:: What needs to be done ::
Scan the entries below and state how many lines contain "analyse". No other output.

Stored data:
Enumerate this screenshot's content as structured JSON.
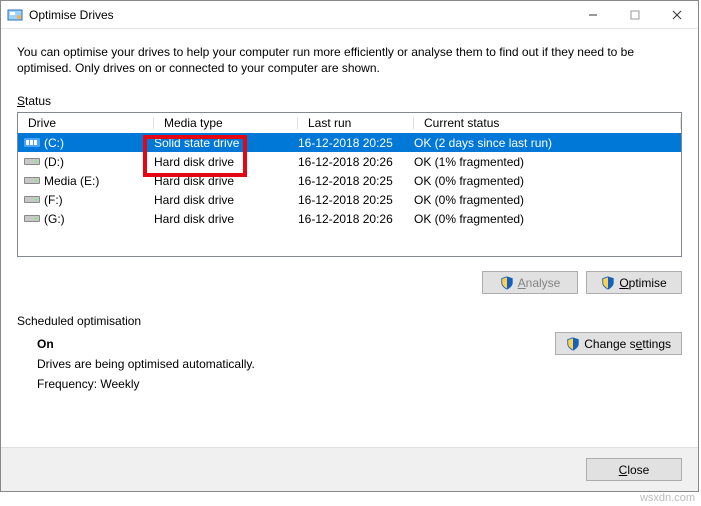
{
  "window": {
    "title": "Optimise Drives"
  },
  "description": "You can optimise your drives to help your computer run more efficiently or analyse them to find out if they need to be optimised. Only drives on or connected to your computer are shown.",
  "status_label": "Status",
  "columns": {
    "drive": "Drive",
    "media": "Media type",
    "last": "Last run",
    "status": "Current status"
  },
  "rows": [
    {
      "icon": "ssd",
      "name": "(C:)",
      "media": "Solid state drive",
      "last": "16-12-2018 20:25",
      "status": "OK (2 days since last run)",
      "selected": true
    },
    {
      "icon": "hdd",
      "name": "(D:)",
      "media": "Hard disk drive",
      "last": "16-12-2018 20:26",
      "status": "OK (1% fragmented)",
      "selected": false
    },
    {
      "icon": "hdd",
      "name": "Media (E:)",
      "media": "Hard disk drive",
      "last": "16-12-2018 20:25",
      "status": "OK (0% fragmented)",
      "selected": false
    },
    {
      "icon": "hdd",
      "name": "(F:)",
      "media": "Hard disk drive",
      "last": "16-12-2018 20:25",
      "status": "OK (0% fragmented)",
      "selected": false
    },
    {
      "icon": "hdd",
      "name": "(G:)",
      "media": "Hard disk drive",
      "last": "16-12-2018 20:26",
      "status": "OK (0% fragmented)",
      "selected": false
    }
  ],
  "buttons": {
    "analyse": "Analyse",
    "optimise": "Optimise",
    "change_settings": "Change settings",
    "close": "Close"
  },
  "scheduled": {
    "label": "Scheduled optimisation",
    "status": "On",
    "line1": "Drives are being optimised automatically.",
    "line2": "Frequency: Weekly"
  },
  "watermark": "wsxdn.com"
}
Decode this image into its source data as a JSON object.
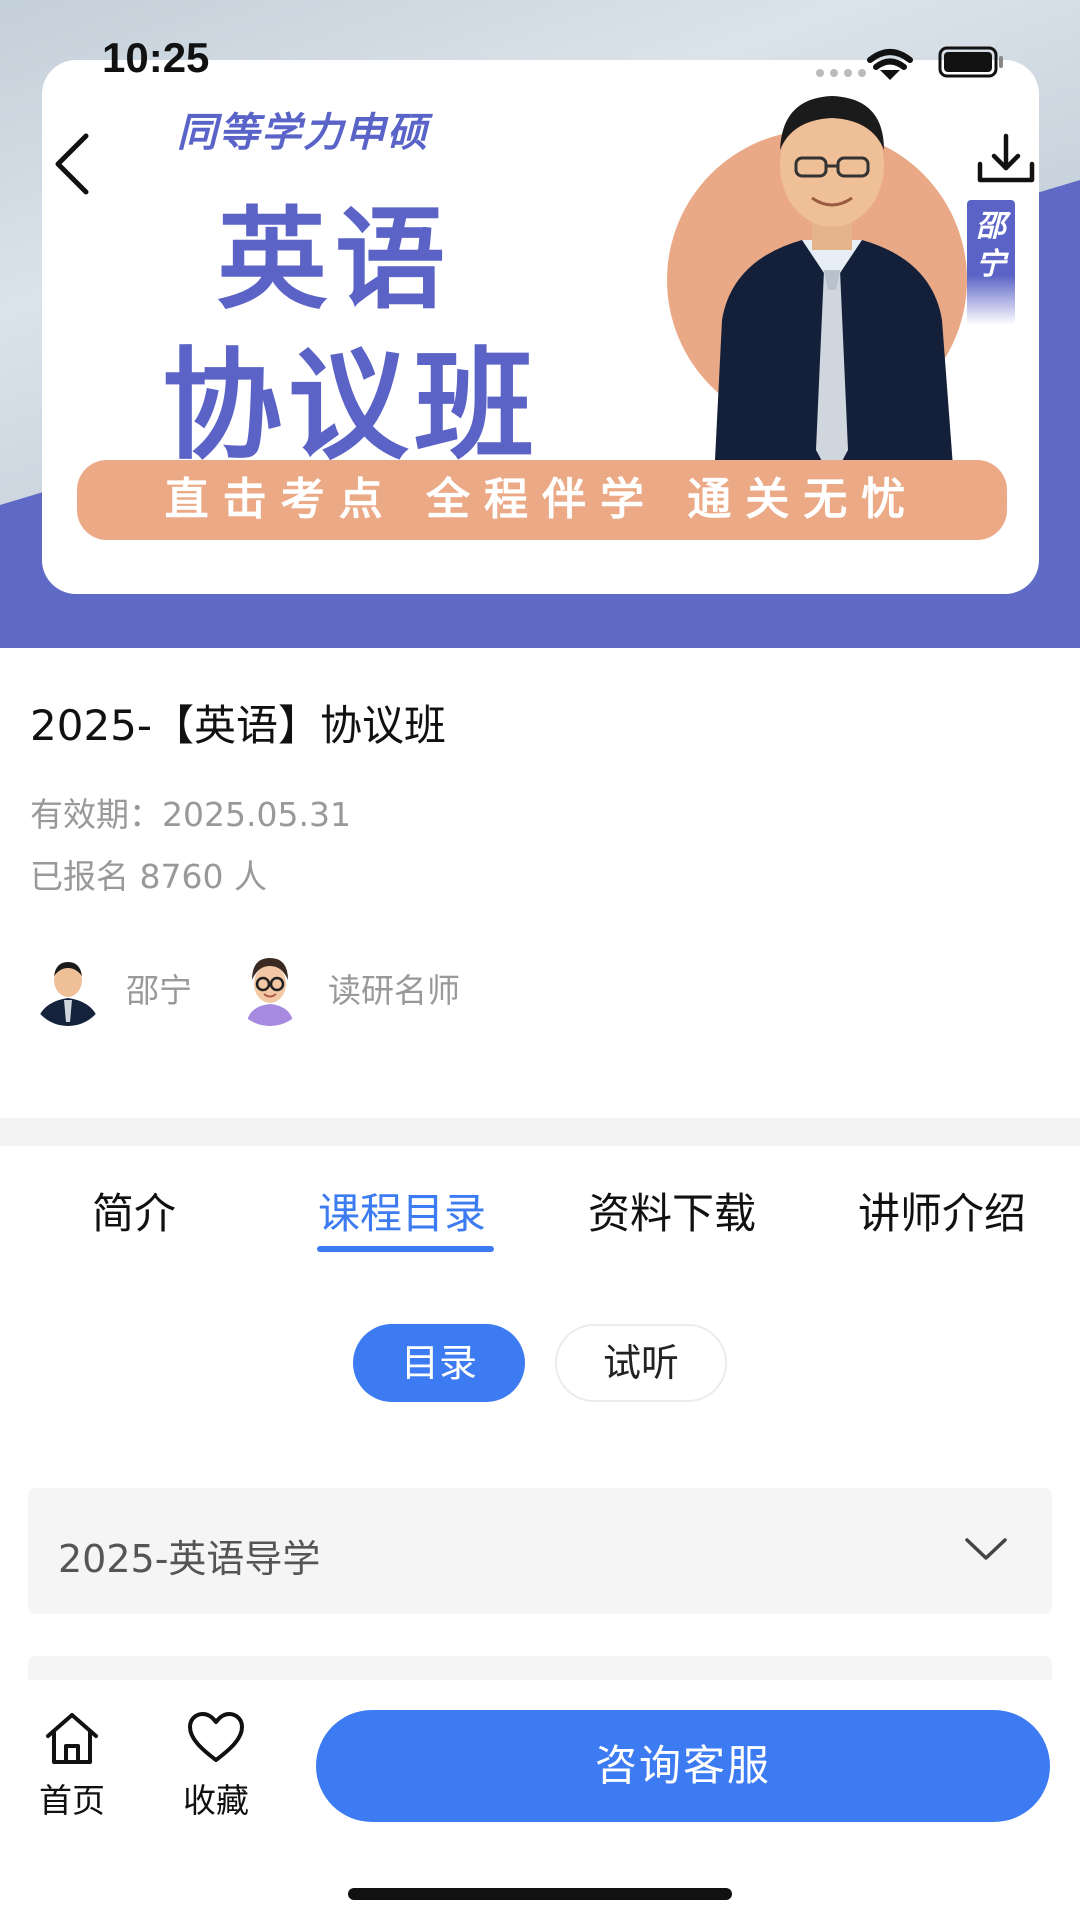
{
  "status_bar": {
    "time": "10:25"
  },
  "hero": {
    "top_title": "同等学力申硕",
    "main_line_1": "英语",
    "main_line_2": "协议班",
    "teacher_tag": "邵宁",
    "slogan": "直击考点 全程伴学 通关无忧"
  },
  "course": {
    "title": "2025-【英语】协议班",
    "validity": "有效期：2025.05.31",
    "enrolled": "已报名 8760 人",
    "teachers": [
      {
        "name": "邵宁"
      },
      {
        "name": "读研名师"
      }
    ]
  },
  "tabs": [
    {
      "label": "简介"
    },
    {
      "label": "课程目录",
      "active": true
    },
    {
      "label": "资料下载"
    },
    {
      "label": "讲师介绍"
    }
  ],
  "segments": [
    {
      "label": "目录",
      "active": true
    },
    {
      "label": "试听"
    }
  ],
  "chapters": [
    {
      "label": "2025-英语导学"
    }
  ],
  "bottom_bar": {
    "home_label": "首页",
    "favorite_label": "收藏",
    "consult_label": "咨询客服"
  },
  "colors": {
    "accent": "#3d7bf2",
    "brand_purple": "#5b63c6",
    "brand_orange": "#eba986"
  }
}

:: Result ::
2